[DIRECTIONS FOR THIS TASK]: Identify all lines in the data containing the string "JSON". Copy them out.

Dataset records:
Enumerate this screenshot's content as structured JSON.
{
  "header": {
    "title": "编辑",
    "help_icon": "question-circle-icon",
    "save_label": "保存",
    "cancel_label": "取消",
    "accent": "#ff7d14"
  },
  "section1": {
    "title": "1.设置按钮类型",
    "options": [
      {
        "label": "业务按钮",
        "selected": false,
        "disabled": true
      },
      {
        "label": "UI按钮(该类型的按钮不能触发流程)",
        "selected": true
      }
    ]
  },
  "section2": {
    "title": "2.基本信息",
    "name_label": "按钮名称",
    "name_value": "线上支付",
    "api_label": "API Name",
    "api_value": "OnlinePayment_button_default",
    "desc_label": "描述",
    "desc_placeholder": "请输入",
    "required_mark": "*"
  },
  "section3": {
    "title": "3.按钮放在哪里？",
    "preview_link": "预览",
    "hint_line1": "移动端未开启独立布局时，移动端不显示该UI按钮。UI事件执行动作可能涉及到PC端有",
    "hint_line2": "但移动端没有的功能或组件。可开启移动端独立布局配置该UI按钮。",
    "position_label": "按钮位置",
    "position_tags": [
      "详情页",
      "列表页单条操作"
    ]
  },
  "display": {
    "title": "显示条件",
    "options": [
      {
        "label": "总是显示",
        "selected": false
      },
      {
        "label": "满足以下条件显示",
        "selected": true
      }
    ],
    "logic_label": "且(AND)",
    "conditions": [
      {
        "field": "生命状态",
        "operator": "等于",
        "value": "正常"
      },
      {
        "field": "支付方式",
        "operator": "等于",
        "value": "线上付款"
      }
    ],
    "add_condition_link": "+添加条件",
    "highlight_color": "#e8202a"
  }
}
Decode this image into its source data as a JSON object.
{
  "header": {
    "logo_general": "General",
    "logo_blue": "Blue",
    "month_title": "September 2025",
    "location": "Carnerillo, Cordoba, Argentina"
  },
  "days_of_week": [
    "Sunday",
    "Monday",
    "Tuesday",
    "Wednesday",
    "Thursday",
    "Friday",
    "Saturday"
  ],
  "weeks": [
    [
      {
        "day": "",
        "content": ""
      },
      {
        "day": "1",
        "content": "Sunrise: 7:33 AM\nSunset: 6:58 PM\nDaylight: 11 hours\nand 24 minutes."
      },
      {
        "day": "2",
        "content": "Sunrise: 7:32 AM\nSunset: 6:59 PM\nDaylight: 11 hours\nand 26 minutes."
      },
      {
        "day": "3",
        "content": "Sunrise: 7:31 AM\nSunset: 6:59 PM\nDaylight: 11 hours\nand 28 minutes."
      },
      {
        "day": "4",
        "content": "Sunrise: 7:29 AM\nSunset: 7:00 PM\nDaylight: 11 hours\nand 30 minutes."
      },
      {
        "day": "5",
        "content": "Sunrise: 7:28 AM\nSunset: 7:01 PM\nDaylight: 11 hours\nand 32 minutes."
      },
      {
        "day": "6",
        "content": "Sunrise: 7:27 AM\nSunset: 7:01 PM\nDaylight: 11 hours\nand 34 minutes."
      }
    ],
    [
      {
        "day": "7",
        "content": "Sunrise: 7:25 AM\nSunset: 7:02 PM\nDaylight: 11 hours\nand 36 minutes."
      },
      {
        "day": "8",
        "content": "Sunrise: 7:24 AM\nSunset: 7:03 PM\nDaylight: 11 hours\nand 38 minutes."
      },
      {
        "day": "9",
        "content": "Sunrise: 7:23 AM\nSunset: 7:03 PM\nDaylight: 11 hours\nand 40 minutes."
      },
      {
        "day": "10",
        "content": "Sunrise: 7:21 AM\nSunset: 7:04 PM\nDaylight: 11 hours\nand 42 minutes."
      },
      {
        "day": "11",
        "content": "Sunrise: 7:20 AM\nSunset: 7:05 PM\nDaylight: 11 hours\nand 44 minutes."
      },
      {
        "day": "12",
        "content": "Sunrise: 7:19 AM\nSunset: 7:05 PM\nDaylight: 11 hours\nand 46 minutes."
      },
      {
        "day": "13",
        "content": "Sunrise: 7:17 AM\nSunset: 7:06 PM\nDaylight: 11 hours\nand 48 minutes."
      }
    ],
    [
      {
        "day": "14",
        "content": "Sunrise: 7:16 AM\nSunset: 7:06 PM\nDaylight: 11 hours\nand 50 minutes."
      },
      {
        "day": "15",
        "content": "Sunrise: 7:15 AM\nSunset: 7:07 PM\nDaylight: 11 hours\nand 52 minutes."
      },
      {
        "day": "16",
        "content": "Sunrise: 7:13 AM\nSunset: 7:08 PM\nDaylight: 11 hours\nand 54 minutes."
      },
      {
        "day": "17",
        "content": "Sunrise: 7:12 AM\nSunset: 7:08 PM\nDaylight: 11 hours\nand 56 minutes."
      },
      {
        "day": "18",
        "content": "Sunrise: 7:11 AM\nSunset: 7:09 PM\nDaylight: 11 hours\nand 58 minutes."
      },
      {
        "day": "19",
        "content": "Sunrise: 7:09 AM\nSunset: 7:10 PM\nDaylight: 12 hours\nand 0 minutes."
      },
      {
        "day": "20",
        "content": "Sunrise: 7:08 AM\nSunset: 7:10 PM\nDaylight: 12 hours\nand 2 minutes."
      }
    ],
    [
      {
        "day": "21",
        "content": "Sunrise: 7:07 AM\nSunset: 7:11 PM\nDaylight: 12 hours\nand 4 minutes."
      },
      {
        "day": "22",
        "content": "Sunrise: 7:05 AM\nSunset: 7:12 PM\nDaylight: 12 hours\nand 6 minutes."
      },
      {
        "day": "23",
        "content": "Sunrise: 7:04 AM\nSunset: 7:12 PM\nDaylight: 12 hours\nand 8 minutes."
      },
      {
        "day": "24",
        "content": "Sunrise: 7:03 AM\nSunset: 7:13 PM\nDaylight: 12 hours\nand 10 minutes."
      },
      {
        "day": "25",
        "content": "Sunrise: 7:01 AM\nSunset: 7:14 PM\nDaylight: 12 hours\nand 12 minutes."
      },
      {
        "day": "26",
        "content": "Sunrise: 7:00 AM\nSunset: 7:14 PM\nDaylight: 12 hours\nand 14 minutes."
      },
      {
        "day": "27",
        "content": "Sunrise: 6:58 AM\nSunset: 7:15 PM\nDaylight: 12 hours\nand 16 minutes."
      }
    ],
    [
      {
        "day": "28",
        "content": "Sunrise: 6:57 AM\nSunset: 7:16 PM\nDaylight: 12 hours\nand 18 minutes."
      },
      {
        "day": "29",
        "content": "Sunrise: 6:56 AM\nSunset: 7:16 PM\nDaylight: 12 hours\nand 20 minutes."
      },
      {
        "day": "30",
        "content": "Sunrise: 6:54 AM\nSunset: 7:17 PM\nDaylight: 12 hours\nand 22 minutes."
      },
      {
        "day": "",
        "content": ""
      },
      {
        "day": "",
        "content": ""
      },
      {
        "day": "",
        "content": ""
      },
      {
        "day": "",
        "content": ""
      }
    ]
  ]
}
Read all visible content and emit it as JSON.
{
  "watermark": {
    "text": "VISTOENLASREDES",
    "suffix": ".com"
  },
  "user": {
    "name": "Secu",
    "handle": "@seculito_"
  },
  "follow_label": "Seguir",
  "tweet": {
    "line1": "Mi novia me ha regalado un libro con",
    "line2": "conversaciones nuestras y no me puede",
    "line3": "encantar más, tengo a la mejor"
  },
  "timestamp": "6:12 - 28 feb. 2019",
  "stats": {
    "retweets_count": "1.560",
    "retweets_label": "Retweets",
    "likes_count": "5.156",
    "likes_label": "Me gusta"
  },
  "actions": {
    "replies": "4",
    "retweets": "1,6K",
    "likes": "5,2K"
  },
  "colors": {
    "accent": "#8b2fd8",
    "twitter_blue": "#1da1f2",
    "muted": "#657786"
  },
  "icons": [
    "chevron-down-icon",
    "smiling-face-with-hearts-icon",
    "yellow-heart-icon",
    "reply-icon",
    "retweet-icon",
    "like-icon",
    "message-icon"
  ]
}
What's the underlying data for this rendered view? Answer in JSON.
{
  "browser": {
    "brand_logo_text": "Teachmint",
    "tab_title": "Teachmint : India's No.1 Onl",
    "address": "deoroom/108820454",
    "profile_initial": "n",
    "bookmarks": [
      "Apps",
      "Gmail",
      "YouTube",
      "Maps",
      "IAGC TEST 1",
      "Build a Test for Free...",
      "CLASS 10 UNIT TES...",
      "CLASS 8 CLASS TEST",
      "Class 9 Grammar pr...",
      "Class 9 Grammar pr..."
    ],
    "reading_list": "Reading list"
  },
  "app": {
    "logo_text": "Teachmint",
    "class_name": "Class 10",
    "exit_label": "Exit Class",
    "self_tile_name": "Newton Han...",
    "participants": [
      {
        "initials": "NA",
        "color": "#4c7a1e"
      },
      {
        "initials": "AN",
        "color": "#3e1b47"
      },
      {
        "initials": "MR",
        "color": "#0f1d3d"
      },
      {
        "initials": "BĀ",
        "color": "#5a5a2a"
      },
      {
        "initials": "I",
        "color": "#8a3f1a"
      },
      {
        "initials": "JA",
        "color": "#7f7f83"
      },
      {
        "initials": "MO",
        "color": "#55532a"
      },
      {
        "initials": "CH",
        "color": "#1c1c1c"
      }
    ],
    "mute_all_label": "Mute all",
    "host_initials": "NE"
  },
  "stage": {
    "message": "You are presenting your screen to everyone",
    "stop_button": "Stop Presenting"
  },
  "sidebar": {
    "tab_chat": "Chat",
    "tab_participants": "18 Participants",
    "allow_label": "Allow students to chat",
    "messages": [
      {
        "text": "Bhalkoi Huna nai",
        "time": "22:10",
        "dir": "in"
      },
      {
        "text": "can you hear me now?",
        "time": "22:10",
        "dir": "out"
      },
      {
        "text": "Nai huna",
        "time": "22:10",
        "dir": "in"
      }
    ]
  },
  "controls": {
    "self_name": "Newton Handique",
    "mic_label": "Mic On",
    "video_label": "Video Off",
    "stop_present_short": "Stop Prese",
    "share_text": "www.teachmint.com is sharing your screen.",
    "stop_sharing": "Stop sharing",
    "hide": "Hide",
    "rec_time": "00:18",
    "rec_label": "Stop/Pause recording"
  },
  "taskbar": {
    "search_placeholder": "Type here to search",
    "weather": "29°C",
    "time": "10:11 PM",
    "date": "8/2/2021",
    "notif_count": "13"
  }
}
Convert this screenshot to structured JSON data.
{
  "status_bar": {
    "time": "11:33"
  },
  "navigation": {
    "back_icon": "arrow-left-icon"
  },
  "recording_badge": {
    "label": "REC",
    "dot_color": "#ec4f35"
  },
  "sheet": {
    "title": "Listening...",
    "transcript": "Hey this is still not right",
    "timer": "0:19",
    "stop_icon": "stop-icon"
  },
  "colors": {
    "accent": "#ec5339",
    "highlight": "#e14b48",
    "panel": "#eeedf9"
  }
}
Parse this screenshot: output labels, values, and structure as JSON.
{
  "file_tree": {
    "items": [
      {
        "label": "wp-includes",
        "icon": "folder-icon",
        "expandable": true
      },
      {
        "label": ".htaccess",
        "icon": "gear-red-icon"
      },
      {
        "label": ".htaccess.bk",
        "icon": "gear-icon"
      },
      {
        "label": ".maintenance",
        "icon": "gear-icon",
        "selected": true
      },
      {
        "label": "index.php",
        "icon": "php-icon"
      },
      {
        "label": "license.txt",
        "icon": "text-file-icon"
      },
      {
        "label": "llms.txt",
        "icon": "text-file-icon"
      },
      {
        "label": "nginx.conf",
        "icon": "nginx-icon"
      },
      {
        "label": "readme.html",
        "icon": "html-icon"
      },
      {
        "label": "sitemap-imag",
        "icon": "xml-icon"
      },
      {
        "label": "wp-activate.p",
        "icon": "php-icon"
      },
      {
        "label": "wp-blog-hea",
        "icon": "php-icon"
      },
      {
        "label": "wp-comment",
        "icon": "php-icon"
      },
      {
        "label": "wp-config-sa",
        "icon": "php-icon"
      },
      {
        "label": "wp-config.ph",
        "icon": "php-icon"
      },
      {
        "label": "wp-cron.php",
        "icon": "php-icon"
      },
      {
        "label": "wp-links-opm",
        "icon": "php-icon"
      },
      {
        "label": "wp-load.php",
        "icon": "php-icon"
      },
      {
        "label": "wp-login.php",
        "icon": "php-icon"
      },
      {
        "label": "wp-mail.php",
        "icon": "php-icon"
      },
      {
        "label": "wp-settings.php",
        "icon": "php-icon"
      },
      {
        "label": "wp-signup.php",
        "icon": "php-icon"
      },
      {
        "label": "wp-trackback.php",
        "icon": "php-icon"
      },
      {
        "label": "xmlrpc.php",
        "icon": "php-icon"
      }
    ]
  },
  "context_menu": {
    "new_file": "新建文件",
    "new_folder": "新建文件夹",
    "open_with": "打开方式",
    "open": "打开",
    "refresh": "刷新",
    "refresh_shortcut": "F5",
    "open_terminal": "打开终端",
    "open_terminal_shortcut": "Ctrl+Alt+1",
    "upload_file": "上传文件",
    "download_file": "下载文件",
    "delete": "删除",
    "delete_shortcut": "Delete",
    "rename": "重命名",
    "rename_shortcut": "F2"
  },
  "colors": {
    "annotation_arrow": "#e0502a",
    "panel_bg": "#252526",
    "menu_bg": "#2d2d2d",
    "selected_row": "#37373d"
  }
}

[WRITTEN SOLUTION]:
Enumerate this screenshot's content as structured JSON.
Decode this image into its source data as a JSON object.
Read all visible content and emit it as JSON.
What's the underlying data for this rendered view? Answer in JSON.
Convert this screenshot to structured JSON data.
Parse this screenshot: output labels, values, and structure as JSON.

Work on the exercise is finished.